Stored items from a collection =
######

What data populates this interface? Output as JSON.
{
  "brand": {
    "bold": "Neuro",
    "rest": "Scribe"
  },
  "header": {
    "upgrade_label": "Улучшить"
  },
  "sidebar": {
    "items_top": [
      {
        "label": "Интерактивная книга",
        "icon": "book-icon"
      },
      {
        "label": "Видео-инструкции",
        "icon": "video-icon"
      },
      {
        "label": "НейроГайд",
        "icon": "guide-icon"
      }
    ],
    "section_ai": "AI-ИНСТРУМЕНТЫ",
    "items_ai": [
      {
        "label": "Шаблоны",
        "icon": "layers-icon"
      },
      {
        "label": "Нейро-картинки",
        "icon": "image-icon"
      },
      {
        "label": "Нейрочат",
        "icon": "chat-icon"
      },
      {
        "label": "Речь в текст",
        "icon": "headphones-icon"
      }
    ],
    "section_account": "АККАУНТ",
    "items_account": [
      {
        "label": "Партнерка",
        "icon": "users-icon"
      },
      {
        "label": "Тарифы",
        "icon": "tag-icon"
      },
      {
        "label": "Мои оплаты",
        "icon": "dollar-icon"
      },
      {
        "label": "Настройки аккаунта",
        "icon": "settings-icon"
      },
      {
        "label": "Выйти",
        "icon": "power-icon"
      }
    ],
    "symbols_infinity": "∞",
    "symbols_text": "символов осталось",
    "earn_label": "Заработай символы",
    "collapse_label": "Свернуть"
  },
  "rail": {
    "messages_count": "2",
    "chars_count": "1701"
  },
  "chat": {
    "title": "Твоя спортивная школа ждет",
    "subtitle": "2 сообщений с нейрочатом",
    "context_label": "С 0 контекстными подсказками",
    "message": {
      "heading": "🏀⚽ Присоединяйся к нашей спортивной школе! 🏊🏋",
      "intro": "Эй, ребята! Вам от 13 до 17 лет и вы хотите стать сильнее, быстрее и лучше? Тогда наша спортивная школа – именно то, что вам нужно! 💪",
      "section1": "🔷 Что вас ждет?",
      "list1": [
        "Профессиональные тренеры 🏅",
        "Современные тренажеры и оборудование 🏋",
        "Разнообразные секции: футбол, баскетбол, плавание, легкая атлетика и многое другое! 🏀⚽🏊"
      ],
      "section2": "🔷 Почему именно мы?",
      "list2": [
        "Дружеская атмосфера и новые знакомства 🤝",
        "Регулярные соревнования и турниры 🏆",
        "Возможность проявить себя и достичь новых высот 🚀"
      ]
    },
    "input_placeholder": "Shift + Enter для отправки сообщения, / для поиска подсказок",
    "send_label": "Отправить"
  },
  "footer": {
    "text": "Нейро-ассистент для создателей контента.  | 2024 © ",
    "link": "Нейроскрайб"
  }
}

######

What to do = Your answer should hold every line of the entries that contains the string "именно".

Solved exercise =
      "intro": "Эй, ребята! Вам от 13 до 17 лет и вы хотите стать сильнее, быстрее и лучше? Тогда наша спортивная школа – именно то, что вам нужно! 💪",
      "section2": "🔷 Почему именно мы?",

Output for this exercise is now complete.